The Mavericks’ decline can be blamed on a lot of factors. Mark Cuban putting a premium on cap flexibility after their championship run certainly is to blame. Free agents spurning Dallas — sometimes in excruciating form — explains why a quick turnaround wasn’t in the cards. Yet the biggest reason the franchise has been over-reliant on free agency to surround Dirk Nowitzki with talent in the first place is because they’ve been consistently terrible at finding and developing homegrown prospects.
Contention seems out of the question for the moment, so the team needs to get ready for the future. After years of whiffing on draft picks, the Mavericks need to start getting some selections right. If the performance of 2015 draftee Justin Anderson in Summer League is any indication, they are on the right track.
Anderson spent three years at Virginia, where he developed into a defensive beast under Tony Bennett. After coming off the bench his first two seasons with the Cavaliers — earning Sixth Man of the Year as a sophomore — he finally had the chance to star after Joe Harris turned pro. The 6-foot-6 forward made the most of it, continuing to show potential in a bigger role. Despite his season being marred by injuries, he made the All-ACC Second Team.
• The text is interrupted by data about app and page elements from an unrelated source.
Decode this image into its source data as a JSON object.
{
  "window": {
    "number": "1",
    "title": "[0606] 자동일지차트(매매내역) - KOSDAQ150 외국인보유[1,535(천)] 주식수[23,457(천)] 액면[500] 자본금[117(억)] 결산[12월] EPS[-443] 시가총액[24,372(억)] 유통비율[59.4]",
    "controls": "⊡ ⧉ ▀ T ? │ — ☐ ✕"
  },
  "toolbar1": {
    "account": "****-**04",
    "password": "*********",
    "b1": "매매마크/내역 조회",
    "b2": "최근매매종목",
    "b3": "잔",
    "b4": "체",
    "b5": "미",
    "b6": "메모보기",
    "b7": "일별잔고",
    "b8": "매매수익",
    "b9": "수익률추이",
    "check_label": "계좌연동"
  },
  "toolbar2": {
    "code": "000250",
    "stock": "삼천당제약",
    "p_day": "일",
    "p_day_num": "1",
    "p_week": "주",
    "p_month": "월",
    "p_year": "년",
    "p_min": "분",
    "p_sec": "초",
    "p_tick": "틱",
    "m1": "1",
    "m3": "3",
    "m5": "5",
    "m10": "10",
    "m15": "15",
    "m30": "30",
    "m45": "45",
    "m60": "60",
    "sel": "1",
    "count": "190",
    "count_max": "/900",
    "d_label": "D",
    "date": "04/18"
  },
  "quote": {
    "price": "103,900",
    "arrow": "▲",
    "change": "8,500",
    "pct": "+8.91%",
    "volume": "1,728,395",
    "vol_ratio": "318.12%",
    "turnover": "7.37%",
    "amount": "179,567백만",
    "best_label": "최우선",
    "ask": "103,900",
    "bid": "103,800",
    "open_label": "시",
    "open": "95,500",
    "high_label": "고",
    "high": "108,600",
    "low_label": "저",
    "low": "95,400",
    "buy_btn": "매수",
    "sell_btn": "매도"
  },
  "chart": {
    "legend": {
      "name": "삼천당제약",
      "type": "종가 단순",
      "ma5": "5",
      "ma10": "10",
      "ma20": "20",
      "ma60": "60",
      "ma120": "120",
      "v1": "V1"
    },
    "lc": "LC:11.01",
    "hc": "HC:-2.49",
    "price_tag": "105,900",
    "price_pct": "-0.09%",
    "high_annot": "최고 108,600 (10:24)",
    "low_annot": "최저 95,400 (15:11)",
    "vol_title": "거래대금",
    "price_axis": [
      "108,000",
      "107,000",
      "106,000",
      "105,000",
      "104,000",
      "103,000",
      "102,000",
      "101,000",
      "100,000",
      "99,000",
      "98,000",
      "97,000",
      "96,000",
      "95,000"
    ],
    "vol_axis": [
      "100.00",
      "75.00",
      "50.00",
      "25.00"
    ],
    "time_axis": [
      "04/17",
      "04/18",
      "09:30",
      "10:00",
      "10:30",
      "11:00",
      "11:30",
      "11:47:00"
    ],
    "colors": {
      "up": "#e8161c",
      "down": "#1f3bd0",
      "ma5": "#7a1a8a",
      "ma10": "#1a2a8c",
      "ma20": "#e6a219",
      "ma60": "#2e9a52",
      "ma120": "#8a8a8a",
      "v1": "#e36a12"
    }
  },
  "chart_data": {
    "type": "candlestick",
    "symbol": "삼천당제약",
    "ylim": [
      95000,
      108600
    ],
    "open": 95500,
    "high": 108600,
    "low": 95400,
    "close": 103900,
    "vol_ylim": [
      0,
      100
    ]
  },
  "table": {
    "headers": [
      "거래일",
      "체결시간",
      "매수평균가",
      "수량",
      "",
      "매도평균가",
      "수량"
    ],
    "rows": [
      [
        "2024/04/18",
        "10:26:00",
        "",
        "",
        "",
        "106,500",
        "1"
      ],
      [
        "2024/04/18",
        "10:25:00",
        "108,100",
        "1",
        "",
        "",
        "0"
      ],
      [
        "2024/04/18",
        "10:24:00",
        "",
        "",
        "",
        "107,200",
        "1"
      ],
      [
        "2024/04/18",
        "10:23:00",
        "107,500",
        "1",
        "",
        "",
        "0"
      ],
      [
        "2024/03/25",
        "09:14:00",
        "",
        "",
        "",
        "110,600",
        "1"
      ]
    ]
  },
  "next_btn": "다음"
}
When he was available at 21, the Mavericks pulled the trigger. Anderson doesn’t have star potential, but in the third half of the first round, a future rotation player is a great get. Anderson has prototypical size for an NBA wing and combined a stellar defensive reputation with an improving outside shots. In a lot of ways, he was a safe pick. Those don’t always pan out, however, and with the Mavericks’ history, doubting the selection when Bobby Portis, Rondae Hollis-Jefferson and R.J. Hunter were on the board was reasonable.
Anderson erased those doubts with his Summer League play. He averaged over 17 points and four rebounds while shooting 38 percent from the NBA three-point line. His ridiculous athleticism was on full display…
…on both ends of the court.
In simple terms, Anderson looked like an NBA player out there, which isn’t always the case with rookies. Better yet, he seems to have the right mentality about his role.
“I’m a three-and-D guy, but also using my athleticism, get out in transition, trying to be versatile,” Anderson told The Washington Post’s Jorge Castillo. “I’m still in the process of defining my role, but it’s going to come and I’m willing to stay patient for it.”
The Mavericks have Wesley Matthews and Chandler Parsons penciled in as starters at the wing. They’ll surely go with two point-guard lineups at times, since they have Deron Williams, J.J. Barea, Devin Harris and Raymond Felton under contract. Anderson will be fighting John Jenkins for minutes, and if his shot doesn’t abandon him, he should win out. He might even allow Rick Carlisle to bring Matthews along slowly after his Achilles tear and could become a fixture in the rotation as a rookie.
That doesn’t sound like much, but it’s more than the Mavericks have gotten from their draft picks in a long time. Here’s a list of Dallas’ first round picks for the past 10 years, the minutes they contributed in their first season in the league, how long they stayed with the team and where they are now.
To recap, the Mavericks didn’t have picks in four years. The most one of their picks has stayed in Dallas in the last decade is four years. Four of the six players they selected are no longer in the league and one will likely be in the D-League or Europe after he’s waived from the Cavaliers. The only player with a guaranteed NBA contract didn’t have his third year option picked up. The Mavericks were picking low in the first round all those years, but that’s still a terrible track record.
Since Josh Howard in 2003, they haven’t picked a single rotation caliber player outside the lottery with the exception of second-rounder Jae Crowder. That lack of infusion of young talent is crippling to any team hoping for long-term success. At one point, outspending teams and offering veterans the chance to play with prime Dirk were enough to replenish the rotation with quality players. Those times are now over, caused by the aging of the German star and the new collective bargaining agreement.
That’s why Justin Anderson is so important. If he lives up to the potential he’s showed so far, he’ll be the first good pick the Mavericks have made since Toni Kukoc was still in the league. More importantly, he’ll be a solid building block to plan a return to relevance next season and potentially in the post Dirk-future. Cheap talent is at a premium. The Mavericks seem to be starting to understand that.
It’s a lot of pressure for Anderson to be the player who rights the mistakes of the past. Fortunately for him, the bar has been set so low for what constitutes a good rookie campaign as a Maverick that he’ll surely clear it. After that, it’s impossible to know how good he’ll be. From what he’s showed so far, a long career seems in store, whether in Dallas or elsewhere.